Lufthansa (German Airline)
Useful travel information from Lufthansa (store hours, electricity, holidays etc.)
If you are booking a hotel, the following vocabulary might come in handy:
Looking for the cheapest flight? This is BY FAR the most useful flight search engine. You can’t make reservations here, but armed with the information you find, you can make your reservations directly with the airline or through another travel site, such as Priceline or Expedia.
Public transportation: the public transportation system in all of the German-speaking countries is generally very good, except in rural areas. Excellent article about public transportation.
Train passes are an amazing option for traveling in Europe, not only for students, but for seniors and everyone in between. Rail Europe offers pretty much every train pass/ticket available in Europe (Eurail etc.). Make sure you also read our blog entry about the difficulties of purchasing individual train tickets in Switzerland. Not putting this on here to get you to buy a rail pass, but to make you aware of the frustrations I myself recently experienced (and I grew up in Switzerland). Similarly, my father recently purchased a ticket at one of the machines at the train station and was told by one conductor checking his ticket that it was fine and by the next one that it was not valid. If even the conductors can’t figure out the tickets, I feel like I’m playing Russian roulette every time I buy an individual ticket. Solution: buy a day pass or some other rail pass that is good everywhere. The passes may seem kind of pricey at first glance, but individual train tickets are not cheap anymore by any stretch of the imagination.
Weather info for dozens of cities in Germany
Legal stuff: If you are planning on drinking alcohol in Germany.

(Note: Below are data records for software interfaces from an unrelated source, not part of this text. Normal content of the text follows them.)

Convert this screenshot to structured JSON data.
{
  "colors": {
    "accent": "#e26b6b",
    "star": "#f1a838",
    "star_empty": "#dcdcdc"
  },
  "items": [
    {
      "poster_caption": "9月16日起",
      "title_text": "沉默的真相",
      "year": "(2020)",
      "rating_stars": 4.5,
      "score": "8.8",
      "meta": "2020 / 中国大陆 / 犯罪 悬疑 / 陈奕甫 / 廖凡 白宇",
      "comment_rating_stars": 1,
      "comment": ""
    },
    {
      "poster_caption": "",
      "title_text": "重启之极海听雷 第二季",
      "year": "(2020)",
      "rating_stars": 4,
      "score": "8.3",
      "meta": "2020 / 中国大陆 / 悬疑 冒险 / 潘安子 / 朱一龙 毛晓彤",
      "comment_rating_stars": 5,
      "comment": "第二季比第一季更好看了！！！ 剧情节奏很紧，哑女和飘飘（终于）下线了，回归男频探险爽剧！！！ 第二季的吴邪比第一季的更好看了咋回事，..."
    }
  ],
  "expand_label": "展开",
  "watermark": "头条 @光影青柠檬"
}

Culture: our bilingual German/English blog entries relating to living/traveling in Germany. 1 (restaurant), 2 (restrooms), 3 (land use/hiking); 4 (good-luck charms); 5 (dogs in restaurants and stores). If you are mystified by some German customs or items, there is a good chance you can find an explanation here. A nice comparison chart for restaurant etiquette (scroll down to page 2). Various other comparisons between American and German culture.
Restaurant: 10 Things you should know before going to a German restaurant. Some common phrases used by a guest and a waiter/waitress at a restaurant:
Some warnings found in travel advisories issued by other countries for people traveling to Germany.
Shopping in Germany: here’s kind of a cool app to find stores near a location in Germany. Also let’s you look at all the store ads in a local area and check directions and opening hours for the different stores.
Important Travel Tip: Speaking from personal experience, I suggest you bring a selection of over-the-counter cold drugs with you. Combination cold drugs like Dayquil or Nyquil are unheard of in Europe and generally require a prescription. The drugs that are available over the counter tend to be less potent than the drugs in the US. I am not advocating the indiscriminate use of such medications at all, but there is nothing quite as miserable as traveling in a foreign country when you are sick and then not being able to get any medications that alleviate your symptoms. Personally, I would advise anyone to take some Emergen-C for a couple of days prior to your trip and a couple of days after arrival.
A guide to German etiquette: http://www.young-germany.de/topic/live/settle-in-adjust/a-guide-to-german-etiquette. Basic German manners in a nutshell: Some of these are not that strict anymore, but they can’t hurt. Also check out our blog on Knigge, the German guide to manners.